Let the classic princesses continue!! I had a free weekend to sew thanks to my husband’s work schedule, so I managed to finish Aurora from 8am Saturday morning to 11pm Tuesday night.
I used the same pattern I made for my Belle corset, but extended the upper bodice to accommodate the white collar. I also added armholes. I did this by taking my original pattern pieces, tracing them onto brown craft paper and then extending the lines upwards. The armholes I free-handed between each piece.
The sleeves were cut from a light pink mesh (stretchy fabric really helped being able to move!). I cut them a bit taller than necessary just to allow for any give in the fabric when adding on the white collar. I used black ribbon pinned onto the dress form as a guide for the white collar, and then some stiff interfacing to actually make a pattern. I pinned a scrap of it along the black ribbon and cut until I was happy with it, and then used it to trace onto the white satin and more heavy interfacing. The white collar was machine-stitched onto the corset at the front and then slip-stitched down at the back.
Next came the light pink pointed waist bits, which were a nightmare. I must’ve tried 4 or 5 different drafts of the pattern before I found something I liked. I was getting so frustrated with it that I stopped taking pictures and just re-did it until I was happy. In the end I made more piping to put along the bottom of the corset, and then topstitched between the piping and the corset to attach the light pink. I slipstitched it closed along the lining.
The loops were also quite fun, but much better than the grommets I used on my last two dresses. They were a bit wider than I wanted due to the fabric fraying easily and not being able to find a single small safety pin in my house. They were stitched, pressed to the inside with an added boning casing and then top stitched down.
Monday night I drafted up the skirt, cut it out and put it all together with the exception of hemming.

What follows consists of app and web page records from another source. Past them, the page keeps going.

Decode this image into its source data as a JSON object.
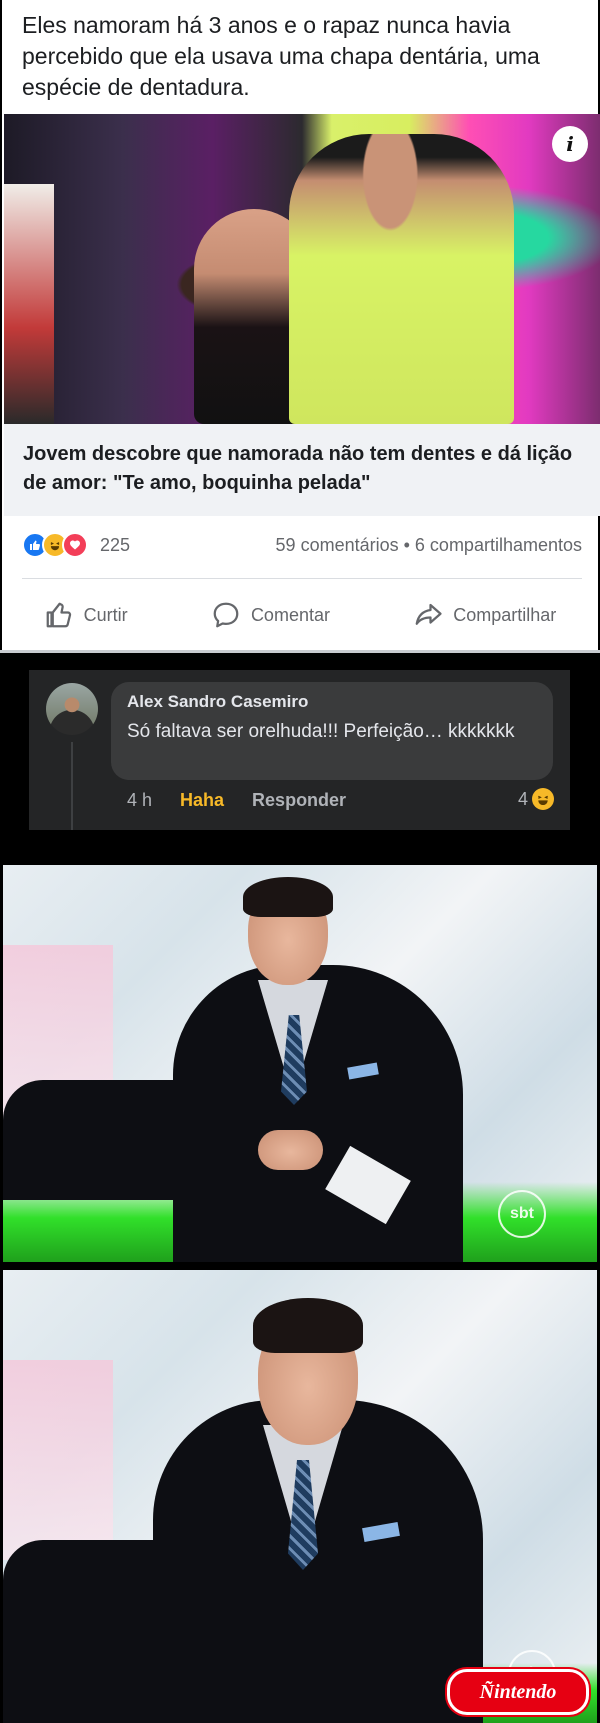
{
  "post": {
    "caption": "Eles namoram há 3 anos e o rapaz nunca havia percebido que ela usava uma chapa dentária, uma espécie de dentadura.",
    "info_badge": "i",
    "link_title": "Jovem descobre que namorada não tem dentes e dá lição de amor: \"Te amo, boquinha pelada\"",
    "reactions": {
      "icons": [
        "like-icon",
        "haha-icon",
        "love-icon"
      ],
      "count": "225",
      "comments_shares": "59 comentários • 6 compartilhamentos"
    },
    "actions": {
      "like": "Curtir",
      "comment": "Comentar",
      "share": "Compartilhar"
    }
  },
  "comment": {
    "author": "Alex Sandro Casemiro",
    "text": "Só faltava ser orelhuda!!! Perfeição… kkkkkkk",
    "time": "4 h",
    "reaction_link": "Haha",
    "reply": "Responder",
    "reaction_count": "4"
  },
  "memes": {
    "frame1_logo": "sbt",
    "frame2_logo": "sbt",
    "watermark": "Ñintendo"
  },
  "colors": {
    "fb_blue": "#1877f2",
    "haha_yellow": "#f7b928",
    "love_red": "#f33e58",
    "dark_panel": "#242526",
    "bubble": "#3a3b3c"
  }
}
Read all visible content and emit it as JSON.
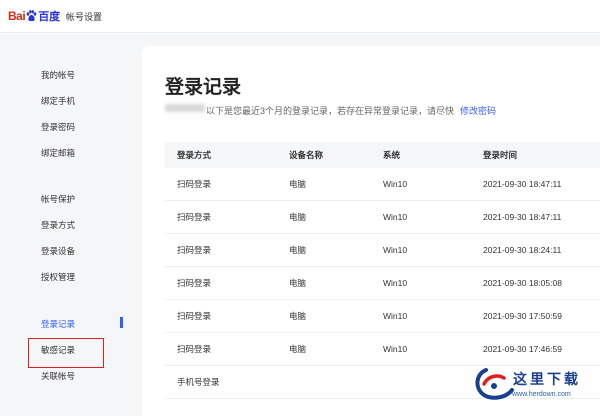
{
  "header": {
    "logo_bai": "Bai",
    "logo_du": "百度",
    "title": "帐号设置"
  },
  "sidebar": {
    "items": [
      {
        "label": "我的帐号"
      },
      {
        "label": "绑定手机"
      },
      {
        "label": "登录密码"
      },
      {
        "label": "绑定邮箱"
      },
      {
        "label": "帐号保护"
      },
      {
        "label": "登录方式"
      },
      {
        "label": "登录设备"
      },
      {
        "label": "授权管理"
      },
      {
        "label": "登录记录"
      },
      {
        "label": "敏感记录"
      },
      {
        "label": "关联帐号"
      }
    ],
    "active_index": 8
  },
  "main": {
    "title": "登录记录",
    "desc": "以下是您最近3个月的登录记录，若存在异常登录记录，请尽快",
    "desc_link": "修改密码",
    "table": {
      "headers": [
        "登录方式",
        "设备名称",
        "系统",
        "登录时间"
      ],
      "rows": [
        [
          "扫码登录",
          "电脑",
          "Win10",
          "2021-09-30 18:47:11"
        ],
        [
          "扫码登录",
          "电脑",
          "Win10",
          "2021-09-30 18:47:11"
        ],
        [
          "扫码登录",
          "电脑",
          "Win10",
          "2021-09-30 18:24:11"
        ],
        [
          "扫码登录",
          "电脑",
          "Win10",
          "2021-09-30 18:05:08"
        ],
        [
          "扫码登录",
          "电脑",
          "Win10",
          "2021-09-30 17:50:59"
        ],
        [
          "扫码登录",
          "电脑",
          "Win10",
          "2021-09-30 17:46:59"
        ]
      ],
      "section_label": "手机号登录"
    }
  },
  "watermark": {
    "text": "这里下载",
    "url": "www.herdown.com"
  },
  "colors": {
    "accent": "#315efb",
    "highlight_box": "#e02020",
    "brand_red": "#de2910",
    "brand_blue": "#2932e1"
  }
}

I put it on the dress form over a hoopskirt and decided that was too full, but it was helpful for trimming off the edge of the dress to have the skirt at an acceptable length.

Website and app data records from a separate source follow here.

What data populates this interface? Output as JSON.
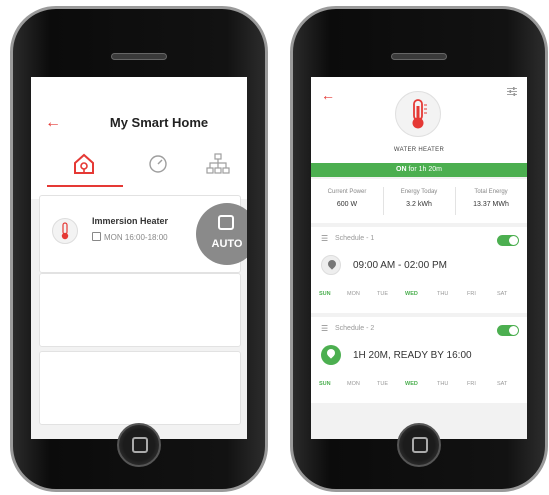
{
  "left_phone": {
    "title": "My Smart Home",
    "tabs": [
      "home-tab",
      "gauge-tab",
      "network-tab"
    ],
    "device": {
      "name": "Immersion Heater",
      "schedule": "MON 16:00-18:00",
      "auto_label": "AUTO"
    }
  },
  "right_phone": {
    "device_title": "WATER HEATER",
    "status_on": "ON",
    "status_duration": "for 1h 20m",
    "stats": [
      {
        "label": "Current Power",
        "value": "600 W"
      },
      {
        "label": "Energy Today",
        "value": "3.2 kWh"
      },
      {
        "label": "Total Energy",
        "value": "13.37 MWh"
      }
    ],
    "schedules": [
      {
        "title": "Schedule - 1",
        "time": "09:00 AM - 02:00 PM",
        "enabled": true,
        "highlight": false
      },
      {
        "title": "Schedule - 2",
        "time": "1H 20M, READY BY 16:00",
        "enabled": true,
        "highlight": true
      }
    ],
    "days": [
      "SUN",
      "MON",
      "TUE",
      "WED",
      "THU",
      "FRI",
      "SAT"
    ],
    "active_days": [
      "SUN",
      "WED"
    ]
  },
  "colors": {
    "accent_red": "#e53935",
    "accent_green": "#4caf50",
    "auto_grey": "#8a8a8a"
  }
}
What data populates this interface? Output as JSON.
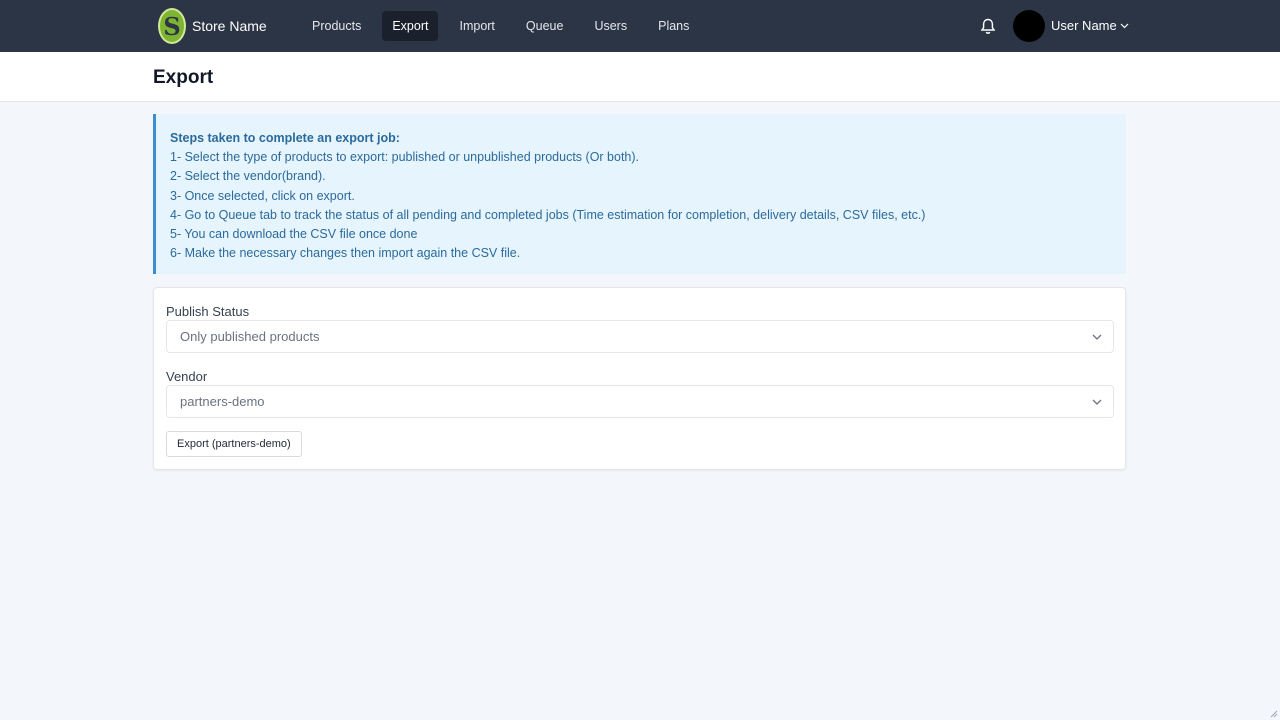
{
  "app": {
    "store_name": "Store Name",
    "logo_letter": "S",
    "colors": {
      "nav_bg": "#2c3545",
      "accent": "#7fb432",
      "info_text": "#2b6a9c"
    }
  },
  "nav": {
    "items": [
      {
        "label": "Products",
        "active": false
      },
      {
        "label": "Export",
        "active": true
      },
      {
        "label": "Import",
        "active": false
      },
      {
        "label": "Queue",
        "active": false
      },
      {
        "label": "Users",
        "active": false
      },
      {
        "label": "Plans",
        "active": false
      }
    ]
  },
  "user": {
    "name": "User Name",
    "bell_icon": "bell-icon",
    "dropdown_icon": "chevron-down-icon"
  },
  "page": {
    "title": "Export"
  },
  "info": {
    "title": "Steps taken to complete an export job:",
    "steps": [
      "1- Select the type of products to export: published or unpublished products (Or both).",
      "2- Select the vendor(brand).",
      "3- Once selected, click on export.",
      "4- Go to Queue tab to track the status of all pending and completed jobs (Time estimation for completion, delivery details, CSV files, etc.)",
      "5- You can download the CSV file once done",
      "6- Make the necessary changes then import again the CSV file."
    ]
  },
  "form": {
    "publish_status": {
      "label": "Publish Status",
      "value": "Only published products"
    },
    "vendor": {
      "label": "Vendor",
      "value": "partners-demo"
    },
    "export_button": "Export (partners-demo)"
  }
}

The skirt is four wide panels and then 8 smaller ones that are almost triangular, to create the splits in the skirt at the bottom of each waist point.
The crown was made from craft foam, hot glue, mod podge, Rub & Buff in gold leaf and then floor varnish. I drew the design onto craft paper and made a test paper version to sit around my head. Then I cut it out from the craft foam, glued it together, and layered loads of mod podge on it to seal the foam. Quite a few alternating coats of Rub & Buff followed by floor varnish, and voila! Crown!
And finally, some pictures wearing it! These were at 9pm after a volunteer session, so the hem is now very dirty and we had to take them in the lobby of our apartment as it was too dark anywhere else.
Spinning didn’t go too well, it wasn’t bright enough to get a nice photo, but it helps to show how massive the skirt is!
My next princess will be Rapunzel. I just have to convince myself that I do NOT need an almost $300 replica of her crown from Etsy… But it’s sooo pretty!!